Task item
Show each line of the records in which the word "Lead" occurs.

Records provided
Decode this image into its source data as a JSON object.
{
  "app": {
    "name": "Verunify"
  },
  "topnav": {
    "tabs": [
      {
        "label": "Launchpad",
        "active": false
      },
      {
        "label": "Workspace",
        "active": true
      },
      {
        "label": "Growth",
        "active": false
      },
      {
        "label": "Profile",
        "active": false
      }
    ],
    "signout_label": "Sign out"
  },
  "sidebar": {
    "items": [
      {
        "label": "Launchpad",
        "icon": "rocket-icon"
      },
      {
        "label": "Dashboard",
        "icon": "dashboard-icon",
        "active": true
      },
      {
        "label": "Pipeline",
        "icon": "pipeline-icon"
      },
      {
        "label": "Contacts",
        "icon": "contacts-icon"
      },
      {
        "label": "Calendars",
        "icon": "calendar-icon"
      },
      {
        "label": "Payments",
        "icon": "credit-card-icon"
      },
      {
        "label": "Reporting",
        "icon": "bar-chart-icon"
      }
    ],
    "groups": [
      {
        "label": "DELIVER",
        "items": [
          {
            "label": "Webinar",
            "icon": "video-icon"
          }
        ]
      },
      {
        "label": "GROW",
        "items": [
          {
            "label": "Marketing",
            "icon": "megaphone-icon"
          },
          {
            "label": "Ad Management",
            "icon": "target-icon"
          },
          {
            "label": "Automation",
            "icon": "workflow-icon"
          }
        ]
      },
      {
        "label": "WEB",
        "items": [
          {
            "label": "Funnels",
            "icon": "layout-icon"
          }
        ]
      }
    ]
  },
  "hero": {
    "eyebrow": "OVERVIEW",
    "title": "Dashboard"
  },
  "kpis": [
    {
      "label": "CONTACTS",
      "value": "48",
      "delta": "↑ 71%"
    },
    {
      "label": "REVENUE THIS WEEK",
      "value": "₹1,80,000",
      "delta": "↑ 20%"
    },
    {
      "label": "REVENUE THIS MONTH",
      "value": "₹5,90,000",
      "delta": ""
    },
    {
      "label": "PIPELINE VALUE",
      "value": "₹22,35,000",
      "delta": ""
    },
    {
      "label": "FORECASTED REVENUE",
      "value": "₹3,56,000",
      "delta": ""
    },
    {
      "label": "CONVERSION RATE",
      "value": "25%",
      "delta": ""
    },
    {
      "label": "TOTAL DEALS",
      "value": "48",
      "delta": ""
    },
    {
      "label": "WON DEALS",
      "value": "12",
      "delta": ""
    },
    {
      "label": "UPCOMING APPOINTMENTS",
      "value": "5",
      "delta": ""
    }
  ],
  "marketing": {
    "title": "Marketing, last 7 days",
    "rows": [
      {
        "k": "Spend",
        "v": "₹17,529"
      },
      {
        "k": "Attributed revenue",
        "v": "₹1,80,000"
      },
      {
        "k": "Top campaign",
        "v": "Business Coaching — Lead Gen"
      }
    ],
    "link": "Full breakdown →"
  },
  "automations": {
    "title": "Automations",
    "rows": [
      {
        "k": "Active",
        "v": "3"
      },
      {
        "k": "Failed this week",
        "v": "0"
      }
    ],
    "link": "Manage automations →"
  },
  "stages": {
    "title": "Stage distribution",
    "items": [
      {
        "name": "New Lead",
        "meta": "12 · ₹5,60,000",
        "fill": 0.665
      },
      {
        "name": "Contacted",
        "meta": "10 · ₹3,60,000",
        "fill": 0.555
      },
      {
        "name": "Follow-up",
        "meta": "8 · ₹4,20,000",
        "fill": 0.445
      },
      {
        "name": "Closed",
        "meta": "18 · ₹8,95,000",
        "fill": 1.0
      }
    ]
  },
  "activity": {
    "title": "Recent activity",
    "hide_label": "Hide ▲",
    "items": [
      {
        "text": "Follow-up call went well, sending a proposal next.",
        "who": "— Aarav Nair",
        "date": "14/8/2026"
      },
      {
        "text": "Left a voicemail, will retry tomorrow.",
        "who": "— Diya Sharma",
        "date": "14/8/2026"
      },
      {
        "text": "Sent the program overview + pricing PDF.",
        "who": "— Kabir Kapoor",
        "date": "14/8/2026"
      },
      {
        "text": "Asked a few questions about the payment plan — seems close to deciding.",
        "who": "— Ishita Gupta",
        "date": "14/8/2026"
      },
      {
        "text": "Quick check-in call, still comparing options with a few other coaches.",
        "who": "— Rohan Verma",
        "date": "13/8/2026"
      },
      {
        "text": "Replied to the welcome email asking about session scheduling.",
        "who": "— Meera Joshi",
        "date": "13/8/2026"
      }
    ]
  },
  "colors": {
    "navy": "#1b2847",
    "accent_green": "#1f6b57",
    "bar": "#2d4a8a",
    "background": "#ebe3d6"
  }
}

Task result
        "v": "Business Coaching — Lead Gen"
        "name": "New Lead",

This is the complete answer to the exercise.